1612 Underture is a forthcoming album by The Eccentronic Research Council and Maxine Peake which extends the electronics + occult concept to encompass Kraftwerk and the Pendle Witches. The Quietus has a review of their album, and an interview and report about a recent live performance (I missed the latter, unfortunately), while the Guardian’s interview with the splendid Ms Peake reveals that “musically, her tastes range from Japanese black metal, garage rock and folk, to techno and psychobilly.” The famous Lancashire witches also happen to be the subject of Jeanette Winterson’s latest novel, The Daylight Gate.

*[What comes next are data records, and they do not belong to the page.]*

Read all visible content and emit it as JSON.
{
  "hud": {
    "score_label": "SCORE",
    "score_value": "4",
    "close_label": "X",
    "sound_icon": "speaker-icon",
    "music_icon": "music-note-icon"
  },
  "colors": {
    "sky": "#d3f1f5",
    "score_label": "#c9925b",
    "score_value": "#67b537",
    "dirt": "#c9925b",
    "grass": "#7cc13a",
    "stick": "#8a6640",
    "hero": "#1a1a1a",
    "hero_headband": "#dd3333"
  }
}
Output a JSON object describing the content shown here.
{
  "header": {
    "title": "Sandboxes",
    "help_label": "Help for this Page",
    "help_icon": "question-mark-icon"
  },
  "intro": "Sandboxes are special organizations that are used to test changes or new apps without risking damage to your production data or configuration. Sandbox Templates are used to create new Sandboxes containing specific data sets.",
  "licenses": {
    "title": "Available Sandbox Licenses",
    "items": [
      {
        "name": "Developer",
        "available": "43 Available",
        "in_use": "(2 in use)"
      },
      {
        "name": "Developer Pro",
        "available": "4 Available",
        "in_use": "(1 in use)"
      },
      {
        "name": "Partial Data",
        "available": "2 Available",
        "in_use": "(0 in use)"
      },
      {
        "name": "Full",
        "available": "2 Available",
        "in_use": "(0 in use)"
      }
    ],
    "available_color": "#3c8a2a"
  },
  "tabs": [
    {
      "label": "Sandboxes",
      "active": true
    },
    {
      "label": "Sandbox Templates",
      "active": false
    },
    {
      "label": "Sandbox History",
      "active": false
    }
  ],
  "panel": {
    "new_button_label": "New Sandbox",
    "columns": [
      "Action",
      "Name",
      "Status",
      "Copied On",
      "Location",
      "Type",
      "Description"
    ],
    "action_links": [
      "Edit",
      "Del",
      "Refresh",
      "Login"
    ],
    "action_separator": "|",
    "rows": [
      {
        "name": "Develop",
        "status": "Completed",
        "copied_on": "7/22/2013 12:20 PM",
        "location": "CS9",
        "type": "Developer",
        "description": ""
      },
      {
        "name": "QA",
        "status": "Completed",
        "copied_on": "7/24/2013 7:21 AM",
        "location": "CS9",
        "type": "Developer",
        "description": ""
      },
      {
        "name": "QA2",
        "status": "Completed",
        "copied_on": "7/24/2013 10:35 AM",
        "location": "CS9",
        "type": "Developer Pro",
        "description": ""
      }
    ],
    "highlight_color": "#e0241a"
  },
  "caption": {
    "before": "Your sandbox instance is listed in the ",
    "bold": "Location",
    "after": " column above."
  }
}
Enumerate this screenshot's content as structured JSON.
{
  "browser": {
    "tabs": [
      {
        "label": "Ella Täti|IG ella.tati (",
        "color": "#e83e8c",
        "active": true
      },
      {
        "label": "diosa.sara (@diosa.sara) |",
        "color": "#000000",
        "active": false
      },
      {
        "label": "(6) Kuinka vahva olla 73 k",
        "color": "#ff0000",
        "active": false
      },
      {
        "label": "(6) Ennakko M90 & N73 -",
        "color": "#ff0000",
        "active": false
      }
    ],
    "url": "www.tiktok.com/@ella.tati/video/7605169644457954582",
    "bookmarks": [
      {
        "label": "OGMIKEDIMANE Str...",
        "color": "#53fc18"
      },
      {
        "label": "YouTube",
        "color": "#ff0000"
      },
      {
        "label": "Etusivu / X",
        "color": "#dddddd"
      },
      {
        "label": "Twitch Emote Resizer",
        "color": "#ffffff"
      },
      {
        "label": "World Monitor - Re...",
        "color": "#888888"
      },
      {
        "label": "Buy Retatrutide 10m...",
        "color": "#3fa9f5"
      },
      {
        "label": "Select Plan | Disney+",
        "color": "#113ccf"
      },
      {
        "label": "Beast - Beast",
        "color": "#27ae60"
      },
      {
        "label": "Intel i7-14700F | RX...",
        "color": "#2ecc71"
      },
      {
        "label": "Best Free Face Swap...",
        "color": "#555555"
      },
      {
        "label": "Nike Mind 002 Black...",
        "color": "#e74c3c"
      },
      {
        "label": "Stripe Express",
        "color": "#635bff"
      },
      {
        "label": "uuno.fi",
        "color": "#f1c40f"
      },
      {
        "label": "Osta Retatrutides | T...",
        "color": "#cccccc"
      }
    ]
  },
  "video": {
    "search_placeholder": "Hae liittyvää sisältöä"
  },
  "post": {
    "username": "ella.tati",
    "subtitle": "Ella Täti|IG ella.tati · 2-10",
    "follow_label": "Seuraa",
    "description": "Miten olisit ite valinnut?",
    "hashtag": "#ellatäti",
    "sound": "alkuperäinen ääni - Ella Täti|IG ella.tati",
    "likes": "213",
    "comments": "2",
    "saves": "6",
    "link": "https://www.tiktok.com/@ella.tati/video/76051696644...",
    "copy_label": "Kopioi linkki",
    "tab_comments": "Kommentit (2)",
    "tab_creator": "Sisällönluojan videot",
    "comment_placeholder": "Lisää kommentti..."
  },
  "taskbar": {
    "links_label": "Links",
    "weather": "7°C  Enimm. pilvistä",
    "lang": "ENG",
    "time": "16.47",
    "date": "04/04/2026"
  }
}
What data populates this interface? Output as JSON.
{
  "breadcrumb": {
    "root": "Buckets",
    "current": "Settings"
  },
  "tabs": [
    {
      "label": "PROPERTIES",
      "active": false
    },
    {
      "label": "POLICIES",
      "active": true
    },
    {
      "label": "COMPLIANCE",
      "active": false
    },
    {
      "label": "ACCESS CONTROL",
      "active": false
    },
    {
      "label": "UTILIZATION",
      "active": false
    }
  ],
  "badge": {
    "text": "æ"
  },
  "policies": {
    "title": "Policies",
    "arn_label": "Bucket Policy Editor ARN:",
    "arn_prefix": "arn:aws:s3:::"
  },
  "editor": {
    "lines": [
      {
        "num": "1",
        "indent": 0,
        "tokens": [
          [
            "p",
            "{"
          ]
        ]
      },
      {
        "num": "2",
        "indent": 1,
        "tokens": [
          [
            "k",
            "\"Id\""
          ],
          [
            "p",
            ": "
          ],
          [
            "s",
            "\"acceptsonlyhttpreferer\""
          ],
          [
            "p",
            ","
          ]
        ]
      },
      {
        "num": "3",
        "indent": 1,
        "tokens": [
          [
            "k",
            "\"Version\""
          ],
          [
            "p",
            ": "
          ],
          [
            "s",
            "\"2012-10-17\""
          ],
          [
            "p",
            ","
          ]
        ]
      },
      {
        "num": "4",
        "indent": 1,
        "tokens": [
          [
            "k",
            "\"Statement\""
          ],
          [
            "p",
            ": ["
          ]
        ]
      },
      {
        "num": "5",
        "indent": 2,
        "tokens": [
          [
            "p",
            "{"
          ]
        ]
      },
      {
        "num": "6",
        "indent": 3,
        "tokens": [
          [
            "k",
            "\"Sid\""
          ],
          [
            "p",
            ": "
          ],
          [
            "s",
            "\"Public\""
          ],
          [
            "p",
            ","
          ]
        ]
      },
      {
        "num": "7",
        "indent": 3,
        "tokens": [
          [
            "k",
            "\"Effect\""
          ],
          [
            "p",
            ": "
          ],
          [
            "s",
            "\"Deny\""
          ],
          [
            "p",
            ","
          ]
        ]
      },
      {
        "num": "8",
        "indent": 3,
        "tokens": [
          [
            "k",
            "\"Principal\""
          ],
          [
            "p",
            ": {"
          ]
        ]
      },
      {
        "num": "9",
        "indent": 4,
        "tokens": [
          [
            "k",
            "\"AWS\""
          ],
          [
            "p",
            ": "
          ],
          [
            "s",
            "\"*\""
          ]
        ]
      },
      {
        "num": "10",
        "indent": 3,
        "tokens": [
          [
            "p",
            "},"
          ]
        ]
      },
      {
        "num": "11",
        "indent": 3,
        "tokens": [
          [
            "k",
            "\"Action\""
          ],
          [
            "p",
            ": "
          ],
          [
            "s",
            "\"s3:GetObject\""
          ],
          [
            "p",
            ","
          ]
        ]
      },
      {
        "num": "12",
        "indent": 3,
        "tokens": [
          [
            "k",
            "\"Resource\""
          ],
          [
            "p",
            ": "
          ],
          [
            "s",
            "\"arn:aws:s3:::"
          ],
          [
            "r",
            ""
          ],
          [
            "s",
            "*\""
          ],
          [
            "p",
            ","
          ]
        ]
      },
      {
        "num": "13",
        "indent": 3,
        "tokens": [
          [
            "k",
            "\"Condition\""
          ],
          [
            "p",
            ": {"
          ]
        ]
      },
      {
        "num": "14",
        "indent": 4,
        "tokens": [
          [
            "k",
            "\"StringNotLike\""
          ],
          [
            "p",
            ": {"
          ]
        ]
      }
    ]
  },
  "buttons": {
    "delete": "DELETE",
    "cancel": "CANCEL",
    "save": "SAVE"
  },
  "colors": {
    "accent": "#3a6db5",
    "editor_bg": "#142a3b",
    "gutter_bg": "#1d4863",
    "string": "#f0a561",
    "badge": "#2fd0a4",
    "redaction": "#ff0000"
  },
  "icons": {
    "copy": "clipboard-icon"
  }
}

• Yet more Marker: The Owl’s Legacy: Chris Marker’s 13-Part Search for Western Culture’s Foundations in Ancient Greece, and J. Hoberman on The Lost Futures of Chris Marker.

Dr Oliver Sacks talks about how hallucinogenic drugs helped him empathize with his patients.

Paulo Coelho’s ill-judged Joyce-bashing has made him a butt of scorn this week, but he’s a safe target because, with books that multitask a little too openly as self-help manuals, he’s not so clubbable. Unlike, say, Ian McEwan, who not-that-differently declared against “the dead hand of modernism“, for all the world as if the dominant literary mode in post-war England was Steinian experimentation or some Albion Oulipo, against which young Turks hold out with limpidly observed interiority, decodable metaphors, strained middle-class relationships and eternal truths of the human condition(TM).

China Miéville on the always contentious future of the novel.

The Foliate Head: a new book by Marly Youmans with illustrations by Clive Hicks-Jenkins.

Hysterical Literature: Session Two: Alicia reads from Leaves of Grass by Walt Whitman.

Dreaming in Dirigibles: The Airship Postcard Albums of Lord Ventry.

The Art of the Literary Fake (with Violin) by Jeff VanderMeer.

RIP Neil Armstrong, first human on the Moon.

Macho Man: Morgan Meis on Robert Hughes.

• Book covers by Hannes Bok.

This Is Now!

Squid Moth

Lunar Rhapsody (1947) by Dr Samuel J. Hoffman | Lunar Musick Suite (1976) by Steve Hillage | Back Side Of The Moon (Steve Hillage’s Under Water Deep Space Remix) (1991) by The Orb.